A Food and Drug Administration advisory committee voted unanimously Friday that allowing adults who were initially vaccinated with the Johnson & Johnson one-dose vaccine against COVID-19 to get a booster is safe and effective, freeing the agency to authorize its use.
The committee’s recommendation is to offer a booster to people 18 and older at least two months after their first shot. If the FDA follows the advice of the committee, which it is not required to do but often does, it means that all three COVID-19 vaccines that are available in the U.S. have authorized boosters, with the caveat that there are restrictions in place on who can get a mRNA booster.
The vaccines developed by Pfizer /zigman2/quotes/202877789/composite PFE -3.00% and German partner BioNTech /zigman2/quotes/214419716/composite BNTX -0.30% and Moderna /zigman2/quotes/205619834/composite MRNA -2.94% are based on mRNA technology. Those are being reserved for now for people 65 and over, adults who are at high risk of severe disease, and those who face higher exposure to the virus because of their jobs. About 15 million people in the U.S. have received the J&J’s /zigman2/quotes/201724570/composite JNJ -0.63% adenovirus-based COVID-19 vaccine.
Colin Powell, who served under Republican and Democratic presidents in war and peace but whose sterling reputation was forever stained when he went before the U.N. and made faulty claims to justify the U.S. war in Iraq, has died of COVID-19 complications at the age of 84, the Associated Press reported.

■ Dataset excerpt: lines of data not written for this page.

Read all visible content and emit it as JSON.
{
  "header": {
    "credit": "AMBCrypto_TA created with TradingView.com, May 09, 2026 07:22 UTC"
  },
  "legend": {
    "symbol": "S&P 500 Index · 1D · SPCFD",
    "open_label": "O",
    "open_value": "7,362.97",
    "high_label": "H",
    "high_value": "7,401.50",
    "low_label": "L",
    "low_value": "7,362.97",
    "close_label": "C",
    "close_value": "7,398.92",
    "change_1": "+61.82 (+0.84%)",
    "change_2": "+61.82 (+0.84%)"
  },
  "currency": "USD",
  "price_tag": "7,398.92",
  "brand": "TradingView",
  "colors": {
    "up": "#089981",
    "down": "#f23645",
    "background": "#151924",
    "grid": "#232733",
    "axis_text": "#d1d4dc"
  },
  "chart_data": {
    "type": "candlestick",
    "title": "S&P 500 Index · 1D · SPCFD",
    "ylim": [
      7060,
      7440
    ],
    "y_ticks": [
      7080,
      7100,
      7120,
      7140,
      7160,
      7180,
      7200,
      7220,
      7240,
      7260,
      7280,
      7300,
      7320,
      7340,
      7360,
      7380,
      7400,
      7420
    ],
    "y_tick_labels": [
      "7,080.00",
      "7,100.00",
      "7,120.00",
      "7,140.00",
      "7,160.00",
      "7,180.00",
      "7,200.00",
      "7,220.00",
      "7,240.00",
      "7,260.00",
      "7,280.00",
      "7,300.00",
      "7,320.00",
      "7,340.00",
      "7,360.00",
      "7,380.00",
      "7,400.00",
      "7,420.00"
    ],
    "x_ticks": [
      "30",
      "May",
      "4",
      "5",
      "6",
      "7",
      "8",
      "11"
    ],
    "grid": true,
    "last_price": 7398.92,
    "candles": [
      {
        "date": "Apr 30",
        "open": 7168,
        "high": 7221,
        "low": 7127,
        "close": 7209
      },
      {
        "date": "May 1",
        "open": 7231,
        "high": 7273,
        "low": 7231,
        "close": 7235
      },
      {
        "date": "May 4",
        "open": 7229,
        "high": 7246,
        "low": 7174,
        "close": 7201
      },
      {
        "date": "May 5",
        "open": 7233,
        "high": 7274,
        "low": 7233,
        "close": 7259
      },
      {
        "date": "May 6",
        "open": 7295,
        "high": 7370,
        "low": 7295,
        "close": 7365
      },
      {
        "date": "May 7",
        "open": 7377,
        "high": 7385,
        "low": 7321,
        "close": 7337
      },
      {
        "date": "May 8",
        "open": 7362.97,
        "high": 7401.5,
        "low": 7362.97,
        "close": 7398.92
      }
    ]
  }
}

Powell, a four-star Army general who went on to serve as national-security adviser, chairman of the Joint Chiefs of Staff and secretary of state, had been treated at Walter Reed National Medical Center in Bethesda, Md. While Powell was fully vaccinated, he also suffered from multiple myeloma, according to NBC News, a type of blood cancer that damages the body’s ability to fight infections.
Health experts were quick to point out that breakthrough infections are rare but are to be expected given that the vaccines are not 100% effective. And seniors with compromised immune systems are going to be at greater risk, which is why the booster program has been implemented.
Others noted that vaccines continue to be the best protection against severe COVID and death and that most of the current cases, hospitalizations and deaths are among unvaccinated people.
An unvaccinated Virginia couple in their 40s recently died of COVID-19, leaving behind four children — and the father with one tragic regret before he succumbed, the New York Post reported.
“He called me up and said, ‘Mom, I love you, and I wish that I’d got the shot,’ ” said Terry Mitchem, the mother of Kevin Mitchem, to NBC 4 in Washington, D.C.
She and other relatives of Kevin Mitchem and his late wife, Misty, are now urging those who have to be vaccinated to get immunized. “Please get it,” Kevin’s father, Don Mitchem, reportedly told the TV station.
The U.S. is averaging more than 1,500 deaths a day at present, according to a New York Times tracker, down 19% from two weeks ago. Cases and hospitalizations are also declining, although hot spots, like Alaska and Minnesota, are still struggling with high caseloads.
Counties in the country’s northernmost regions are seeking rising cases as cold weather arrives and drives people back into indoor settings, the Times reported.